The composition of palm oil and coconut oil differs. Coconut oil contains a higher percentage of saturated fats; saturated fats make up around 90 percent of coconut oil. Around 50 percent of the oil in palm oil is saturated; palm kernel oil, like coconut oil, is highly saturated. The saturated fats in palm oil are palmitic acids, which make up 45 percent of palm oil, and stearic acids, which make up 5 percent. The unsaturated fats in palm oil are oleic acid, which makes up 40 percent, and linoleic acid, which makes up 10 percent. The saturated fats of coconut oil consist mostly of medium-chain triglycerides.
The effects of both palm oil and coconut oil on cholesterol levels are difficult to assess. Both can raise cholesterol levels in people who already have high cholesterol levels, NYU Langone Medical Center reports. Coconut oil, however, also appears to raise high-density lipoprotein, the “good” cholesterol, more significantly than other saturated fats. When used for cooking, palm oil may have unhealthy effects due to oxidation.

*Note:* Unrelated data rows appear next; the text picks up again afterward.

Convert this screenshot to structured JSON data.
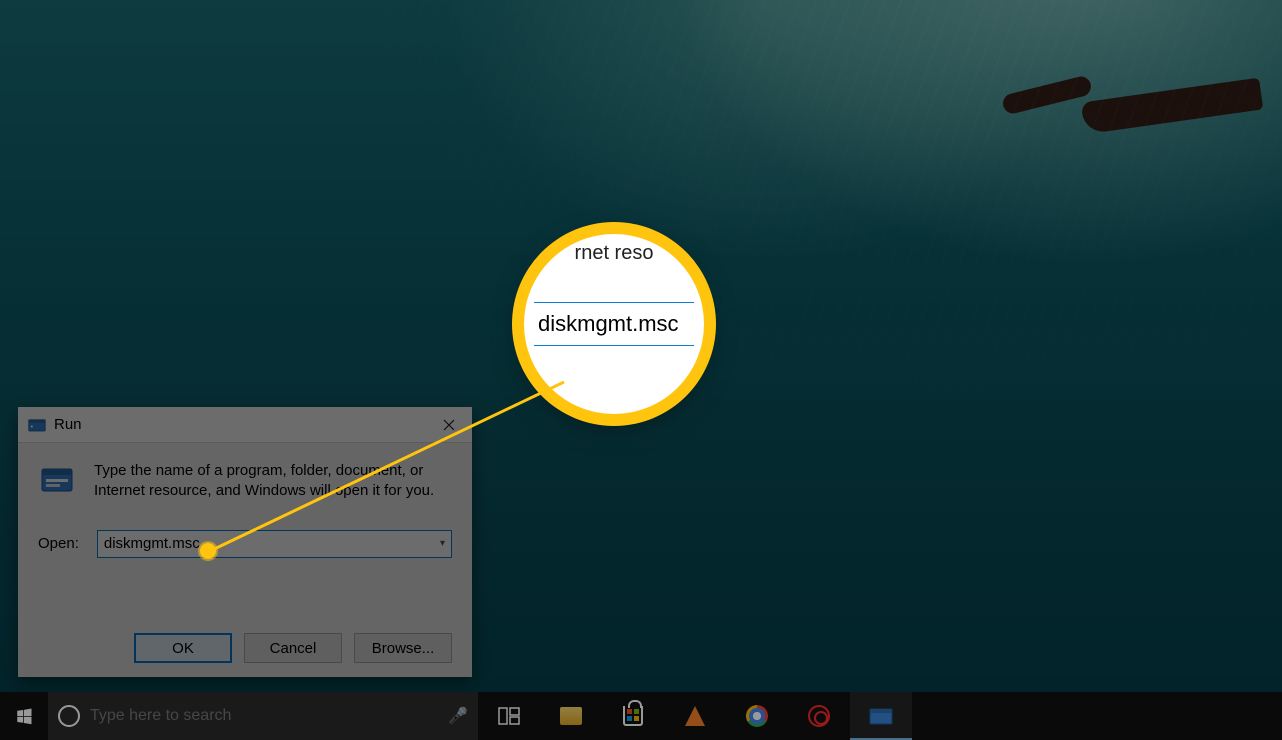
{
  "run_dialog": {
    "title": "Run",
    "description": "Type the name of a program, folder, document, or Internet resource, and Windows will open it for you.",
    "open_label": "Open:",
    "open_value": "diskmgmt.msc",
    "buttons": {
      "ok": "OK",
      "cancel": "Cancel",
      "browse": "Browse..."
    }
  },
  "magnifier": {
    "partial_text": "rnet reso",
    "value": "diskmgmt.msc"
  },
  "taskbar": {
    "search_placeholder": "Type here to search",
    "icons": {
      "start": "start-icon",
      "cortana": "cortana-icon",
      "mic": "mic-icon",
      "taskview": "taskview-icon",
      "explorer": "file-explorer-icon",
      "store": "microsoft-store-icon",
      "vlc": "vlc-icon",
      "chrome": "chrome-icon",
      "red": "app-icon",
      "run": "run-dialog-icon"
    }
  },
  "colors": {
    "accent": "#0a7dd6",
    "highlight": "#ffc40d"
  }
}
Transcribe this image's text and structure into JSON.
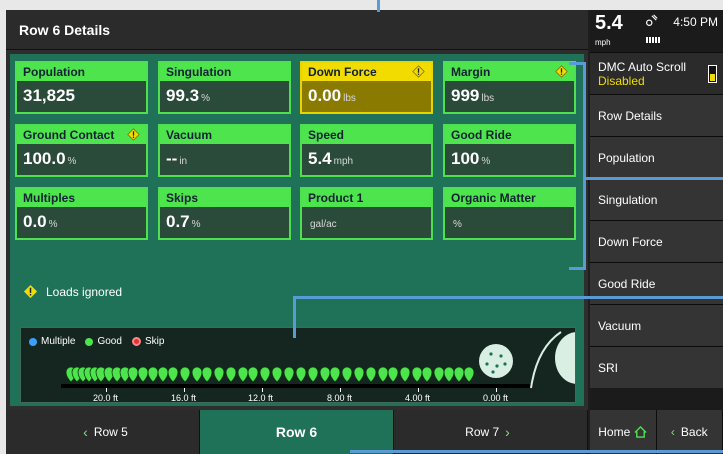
{
  "header": {
    "title": "Row 6 Details"
  },
  "tiles": [
    {
      "label": "Population",
      "value": "31,825",
      "unit": "",
      "warn": false,
      "icon": false
    },
    {
      "label": "Singulation",
      "value": "99.3",
      "unit": "%",
      "warn": false,
      "icon": false
    },
    {
      "label": "Down Force",
      "value": "0.00",
      "unit": "lbs",
      "warn": true,
      "icon": true
    },
    {
      "label": "Margin",
      "value": "999",
      "unit": "lbs",
      "warn": false,
      "icon": true
    },
    {
      "label": "Ground Contact",
      "value": "100.0",
      "unit": "%",
      "warn": false,
      "icon": true
    },
    {
      "label": "Vacuum",
      "value": "--",
      "unit": "in",
      "warn": false,
      "icon": false
    },
    {
      "label": "Speed",
      "value": "5.4",
      "unit": "mph",
      "warn": false,
      "icon": false
    },
    {
      "label": "Good Ride",
      "value": "100",
      "unit": "%",
      "warn": false,
      "icon": false
    },
    {
      "label": "Multiples",
      "value": "0.0",
      "unit": "%",
      "warn": false,
      "icon": false
    },
    {
      "label": "Skips",
      "value": "0.7",
      "unit": "%",
      "warn": false,
      "icon": false
    },
    {
      "label": "Product 1",
      "value": "",
      "unit": "gal/ac",
      "warn": false,
      "icon": false
    },
    {
      "label": "Organic Matter",
      "value": "",
      "unit": "%",
      "warn": false,
      "icon": false
    }
  ],
  "loads_message": "Loads ignored",
  "seed_view": {
    "legend": [
      "Multiple",
      "Good",
      "Skip"
    ],
    "colors": {
      "multiple": "#3aa0ff",
      "good": "#4ee44e",
      "skip": "#e33333"
    },
    "ticks": [
      "20.0 ft",
      "16.0 ft",
      "12.0 ft",
      "8.00 ft",
      "4.00 ft",
      "0.00 ft"
    ]
  },
  "nav": {
    "prev": "Row 5",
    "current": "Row 6",
    "next": "Row 7"
  },
  "status": {
    "speed": "5.4",
    "speed_unit": "mph",
    "time": "4:50 PM"
  },
  "sidebar": {
    "auto_scroll_label": "DMC Auto Scroll",
    "auto_scroll_state": "Disabled",
    "items": [
      "Row Details",
      "Population",
      "Singulation",
      "Down Force",
      "Good Ride",
      "Vacuum",
      "SRI"
    ],
    "home": "Home",
    "back": "Back"
  }
}
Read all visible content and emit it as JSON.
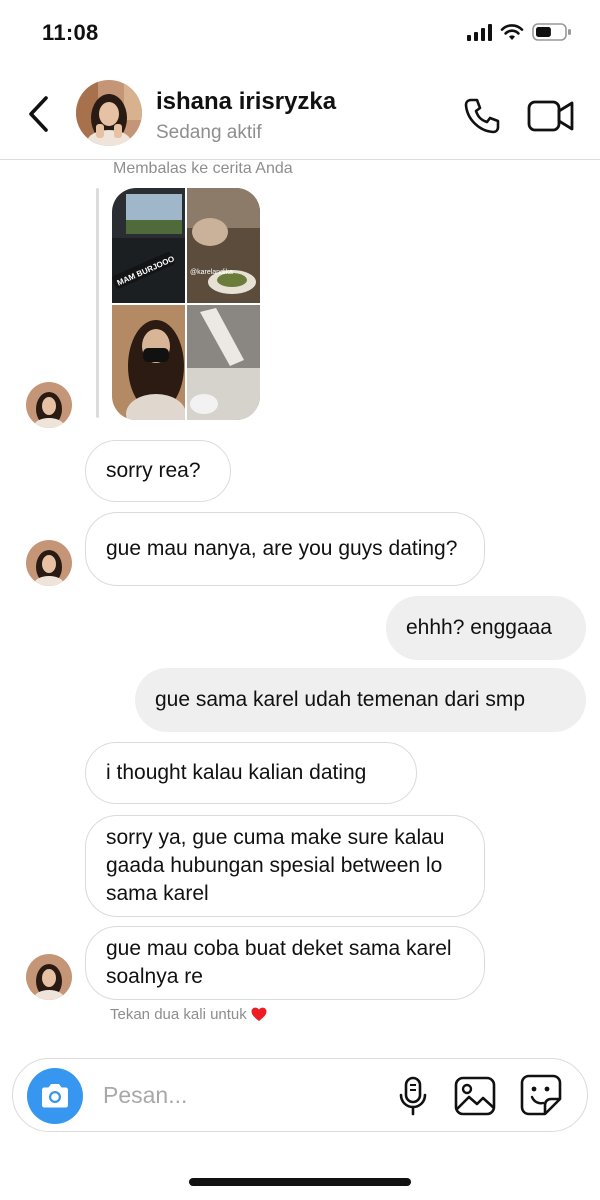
{
  "status_bar": {
    "time": "11:08",
    "battery_level": 0.55
  },
  "header": {
    "name": "ishana irisryzka",
    "status": "Sedang aktif"
  },
  "story_reply": {
    "label": "Membalas ke cerita Anda",
    "caption": "MAM BURJOOO",
    "tag": "@karelandika"
  },
  "messages": [
    {
      "sender": "them",
      "text": "sorry rea?"
    },
    {
      "sender": "them",
      "text": "gue mau nanya, are you guys dating?"
    },
    {
      "sender": "me",
      "text": "ehhh? enggaaa"
    },
    {
      "sender": "me",
      "text": "gue sama karel udah temenan dari smp"
    },
    {
      "sender": "them",
      "text": "i thought kalau kalian dating"
    },
    {
      "sender": "them",
      "text": "sorry ya, gue cuma make sure kalau gaada hubungan spesial between lo sama karel"
    },
    {
      "sender": "them",
      "text": "gue mau coba buat deket sama karel soalnya re"
    }
  ],
  "tap_hint": "Tekan dua kali untuk",
  "composer": {
    "placeholder": "Pesan..."
  },
  "colors": {
    "accent": "#3797f0",
    "outgoing_bubble": "#efefef",
    "incoming_border": "#dbdbdb",
    "secondary_text": "#8e8e8e",
    "heart": "#ed1c24"
  },
  "icons": [
    "back-chevron",
    "phone",
    "video-camera",
    "camera",
    "microphone",
    "gallery",
    "sticker",
    "heart"
  ]
}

Some studies have shown a positive effect on lipid levels from coconut and palm oils. In a Brazilian study reported in the July 2009 issue of “Lipids,” coconut oil did not raise lipid levels in 40 obese women over a 12-week period. In the 2009 issue of “British Journal of Biomedical Science,” researchers from the Cape Peninsula University of Technology in South Africa reported that red palm oil, a refined palm oil, does not promote atherosclerosis and reduces cholesterol, possibly because of the ratio of saturated to unsaturated fat and the high levels of antioxidants such as beta carotene and vitamin E.
Coconut and palm oils are both atypical saturated fats. Since they come from plants, they have antioxidant properties that may have health benefits. Saturated plant oils like coconut oil may be a healthier choice than other saturated fats, but still may not have all the health benefits of unsaturated fats, Walter C. Willett, M.D., of the Harvard School of Public Health says.
- NYU Langone Medical Center: Tropical Oils
- "Lipids"; Effects of Dietary Coconut Oil on the Biochemical and Anthropometric Profiles of Women Presenting Abdominal Obesity; M. Assuncao, et al.; July 2009
- "British Journal of Biochemical Science"; Red Palm Oil: Nutritional, Physiological and Therapeutic Roles in Improving Human Wellbeing and Quality of Life; O.Oguntibeju, et al.; 2009
- Harvard Health Letter; Ask the Doctor: Coconut Oil; Walter Willett, M.D.; May 2011
- coconut dÃ©cortiquÃ©e image by jharela from Fotolia.com
This article reflects the views of the writer and does not necessarily reflect the views of Jillian Michaels or JillianMichaels.com.